Eight weeks ago, local sev­enth and eighth graders in an after-​​school sci­ence club got an up-​​close look at real sci­en­tific research while vis­iting Northeastern’s Marine Sci­ence Center in Nahant, Mass. The field trip, attended by stu­dents from the Buck­ingham Browne & Nichols School in Cam­bridge, Mass., com­menced a semester-​​long cur­riculum designed by North­eastern doc­toral can­di­date Daniel Blus­tein as part of his effort to teach youth how to trans­late the orga­ni­za­tional beauty of nature into con­trol sys­tems for robotic devices.

I want to inspire stu­dents to get into sci­ence because I think sci­ence is awe­some,” said Blus­tein, who spends most of his time designing robotic lob­sters and bees in biology pro­fessor Joseph Ayers’ lab. The Bio­mimetic Under­water Robot Pro­gram takes its own inspi­ra­tion from the neural net­works of real ani­mals to design more adapt­able robots, he said.

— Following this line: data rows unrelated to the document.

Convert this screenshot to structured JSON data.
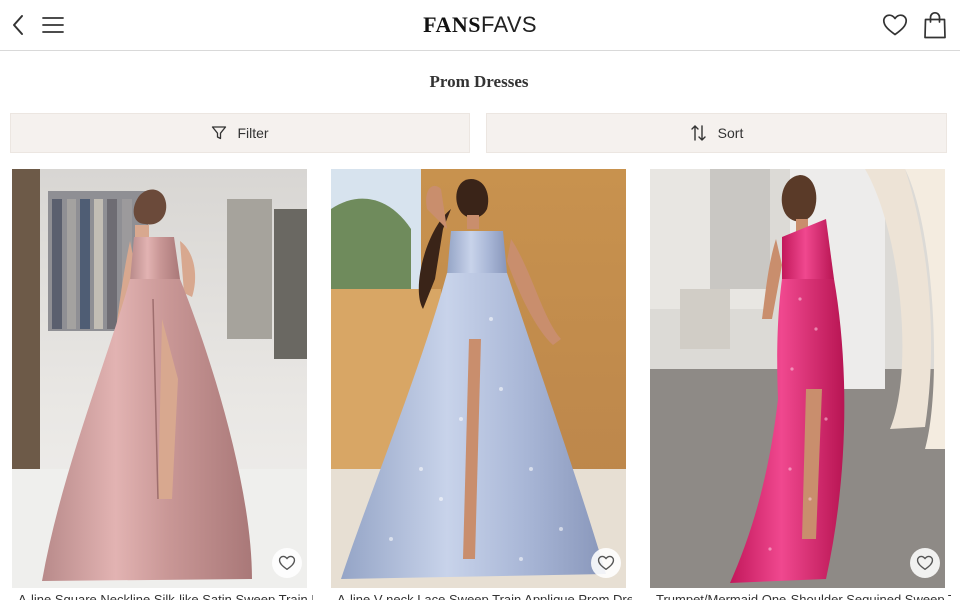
{
  "header": {
    "logo_part1": "FANS",
    "logo_part2": "FAVS",
    "icons": [
      "back-arrow-icon",
      "hamburger-menu-icon",
      "heart-icon",
      "shopping-bag-icon"
    ]
  },
  "page": {
    "title": "Prom Dresses"
  },
  "toolbar": {
    "filter_label": "Filter",
    "sort_label": "Sort"
  },
  "products": [
    {
      "name": "A-line Square Neckline Silk-like Satin Sweep Train Prom Dress",
      "image": "pink satin gown"
    },
    {
      "name": "A-line V-neck Lace Sweep Train Applique Prom Dress",
      "image": "light blue lace gown"
    },
    {
      "name": "Trumpet/Mermaid One-Shoulder Sequined Sweep Train Prom Dress",
      "image": "fuchsia sequin gown"
    }
  ],
  "colors": {
    "toolbar_bg": "#f5f1ee",
    "border": "#d9d9d9",
    "text": "#333333"
  }
}
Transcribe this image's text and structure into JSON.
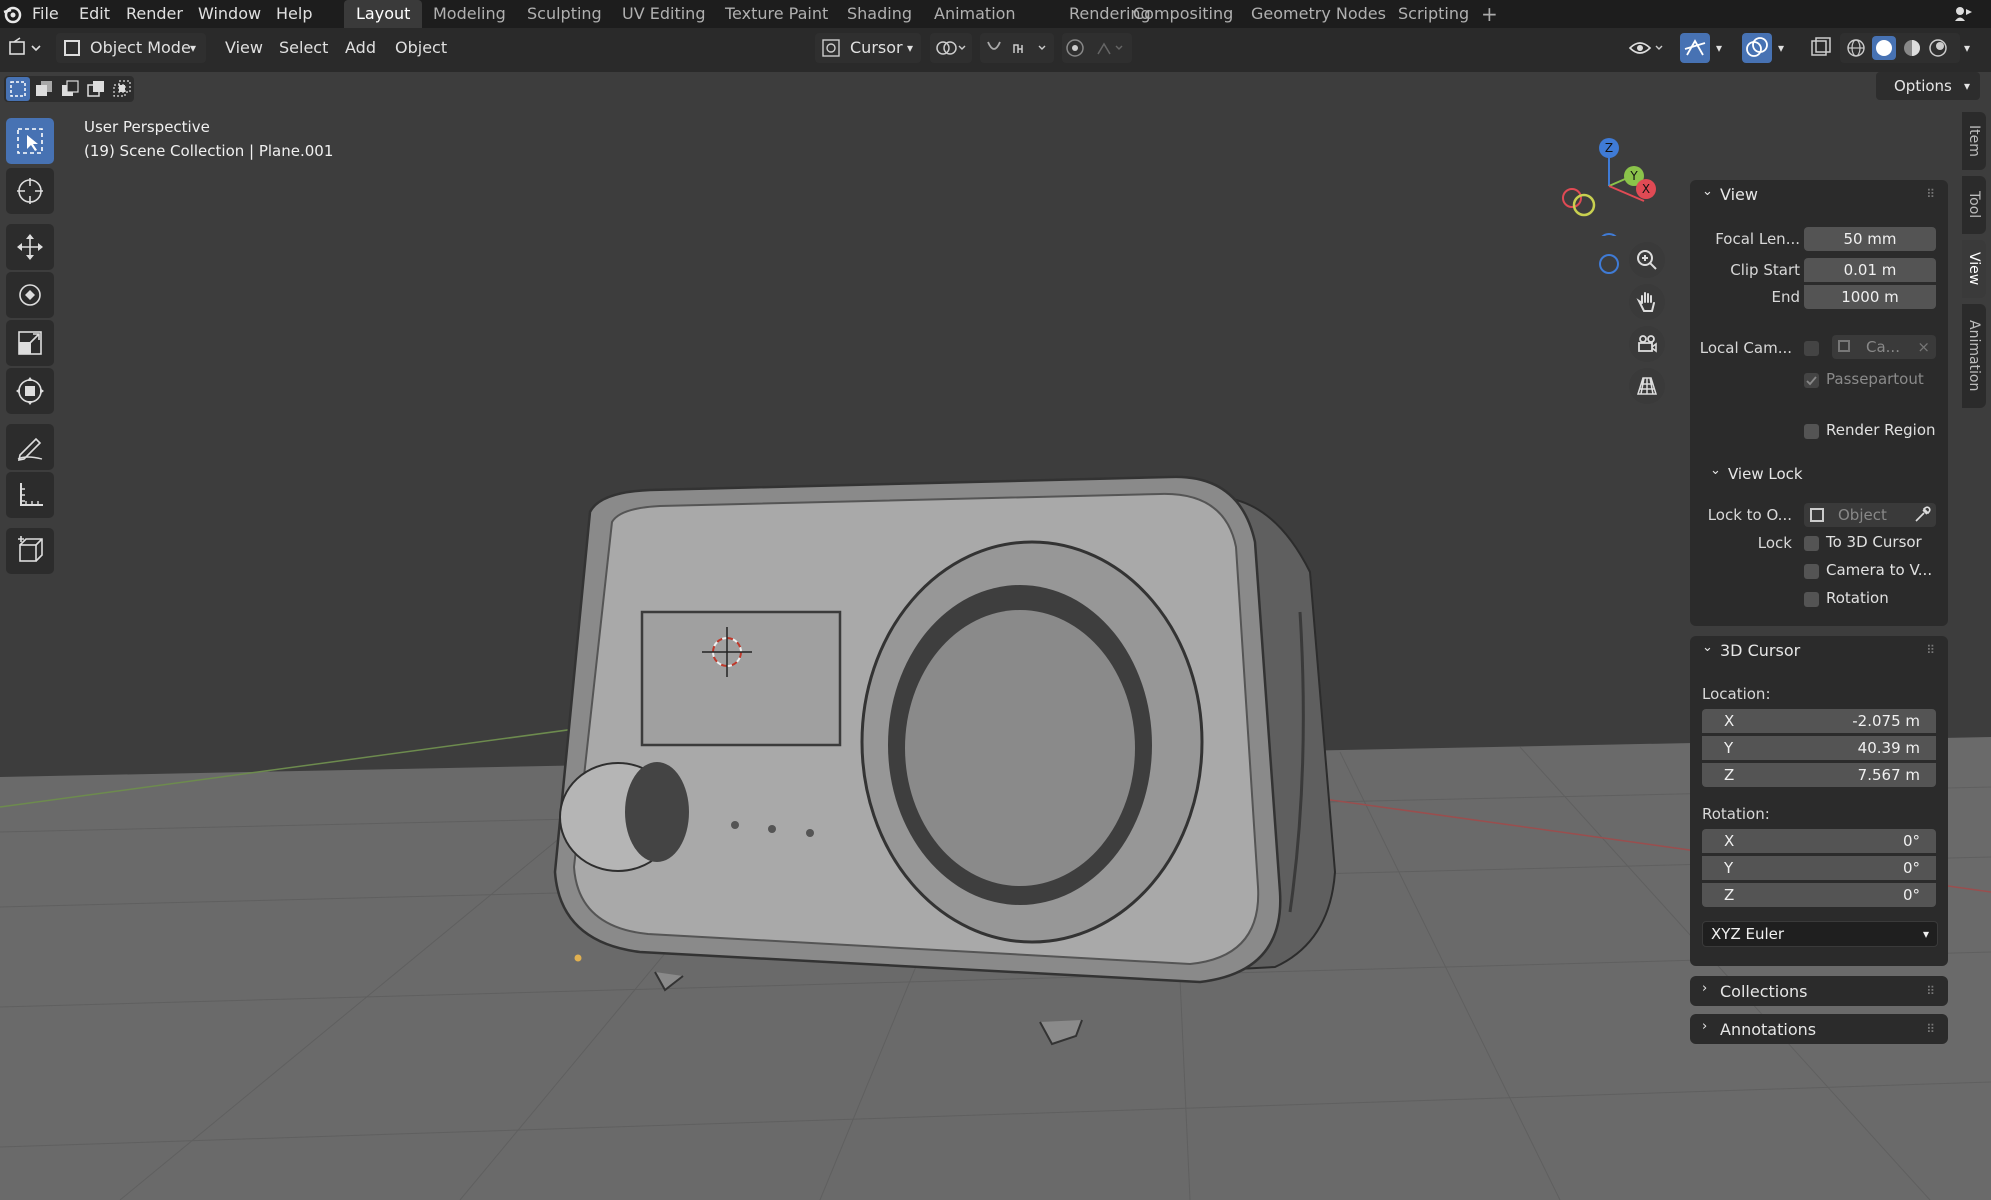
{
  "menu": {
    "file": "File",
    "edit": "Edit",
    "render": "Render",
    "window": "Window",
    "help": "Help"
  },
  "workspaces": [
    "Layout",
    "Modeling",
    "Sculpting",
    "UV Editing",
    "Texture Paint",
    "Shading",
    "Animation",
    "Rendering",
    "Compositing",
    "Geometry Nodes",
    "Scripting"
  ],
  "active_workspace": "Layout",
  "add_workspace": "+",
  "header": {
    "mode": "Object Mode",
    "view": "View",
    "select": "Select",
    "add": "Add",
    "object": "Object",
    "transform_pivot": "Cursor",
    "options": "Options"
  },
  "viewport": {
    "perspective": "User Perspective",
    "collection_info": "(19) Scene Collection | Plane.001",
    "gizmo": {
      "z": "Z",
      "y": "Y",
      "x": "X"
    }
  },
  "npanel": {
    "view": {
      "title": "View",
      "focal_length_label": "Focal Len...",
      "focal_length": "50 mm",
      "clip_start_label": "Clip Start",
      "clip_start": "0.01 m",
      "clip_end_label": "End",
      "clip_end": "1000 m",
      "local_camera_label": "Local Cam...",
      "local_camera_value": "Ca...",
      "passepartout": "Passepartout",
      "render_region": "Render Region",
      "view_lock_title": "View Lock",
      "lock_to_label": "Lock to O...",
      "lock_to_placeholder": "Object",
      "lock_label": "Lock",
      "to_3d_cursor": "To 3D Cursor",
      "camera_to_view": "Camera to V...",
      "rotation": "Rotation"
    },
    "cursor": {
      "title": "3D Cursor",
      "location_label": "Location:",
      "loc": [
        {
          "axis": "X",
          "value": "-2.075 m"
        },
        {
          "axis": "Y",
          "value": "40.39 m"
        },
        {
          "axis": "Z",
          "value": "7.567 m"
        }
      ],
      "rotation_label": "Rotation:",
      "rot": [
        {
          "axis": "X",
          "value": "0°"
        },
        {
          "axis": "Y",
          "value": "0°"
        },
        {
          "axis": "Z",
          "value": "0°"
        }
      ],
      "rotation_mode": "XYZ Euler"
    },
    "collections": "Collections",
    "annotations": "Annotations",
    "tabs": [
      "Item",
      "Tool",
      "View",
      "Animation"
    ],
    "active_tab": "View"
  },
  "colors": {
    "accent": "#4772b3",
    "axis_x": "#e04a54",
    "axis_y": "#8bc34a",
    "axis_z": "#3f7bd6"
  }
}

Blus­tein piloted the Neu­ro­bots cur­riculum two years ago with the stu­dents’ teacher, Kelly Schultheis, who holds a master’s degree in biology from Northeastern.

Eighth grade BB&N stu­dents Max Wie­gand and Ava Boudreau work on their robotic lob­ster before the race. Photo by Brooks Canaday.

The pro­gram con­sists of two sec­tions. First, the stu­dents learn some basic animal biology. They prac­tice observing organ­isms in their nat­ural habi­tats by taking objec­tive notes about the ani­mals’ behavior, and they learn about neural net­works by playing games in which the stu­dents pre­tend to be neu­rons passing a signal (in the form of mar­bles) from one person to the next.

In the second half of the pro­gram, they begin to learn basic com­puter pro­gram­ming and robot design. Using Lego Mind­storms as the plat­form, the stu­dents design a robot that must maneuver through a simple maze. The trick, how­ever, is that its com­mands don’t come from a remote con­troller, but rather from the envi­ron­ment around it—just as with real animals.

Blus­tein has devel­oped a visual pro­gram­ming lan­guage to approx­i­mate neural net­works that inter­faces with the stan­dard Lego NXT soft­ware. The stu­dents can drag and drop bits of this visual code on the com­puter to tell their robots to do things like moving right if they encounter a wall on the left or moving back­ward if they encounter a wall up ahead.

This is how most ani­mals work, one of the middle school stu­dents said during the final club meeting in which they raced their robots. Cues on one side of the body cause a phys­ical response on the oppo­site side. Lob­sters col­lect this infor­ma­tion with their antennae and claws, but the Lego robots do it with sensors.

Some stu­dents designed their robots to respond to the walls using touch sen­sors. Others used light sen­sors to track the black tape run­ning along the perimeter of the maze. Still others used a com­bi­na­tion of the two.

Kelly Schultheis, left, and Clint Valen­tine a third-​​year biology and envi­ron­mental sci­ence major, right, look on as 7th and 8th grade sci­ence club stu­dents from BB&N watch a competitor’s robot nav­i­gate the maze. Photo by Brooks Canaday.

In the end, the Lego robots encoun­tered some sig­nif­i­cant chal­lenges as they made their way through the maze. One got caught in a spin­ning loop, or “doing a jig,” as its designer put it. Another was “doing the right thing, it’s just doing it back­wards!” exclaimed a student.

Despite the set­backs, a pal­pable excite­ment charged the room as the stu­dents cheered on each other’s robots and anx­iously watched as the victor crossed the finish line.

Blustein’s own interest in marine life began with reg­ular child­hood trips to the National Aquarium in Bal­ti­more. He later became inter­ested in research while working with octo­puses at the Seattle Aquarium during col­lege. “Sci­ence isn’t com­plete until you form some kind of com­mu­ni­ca­tion with the public,” he said. “You need to extend what you do, to share it with others.”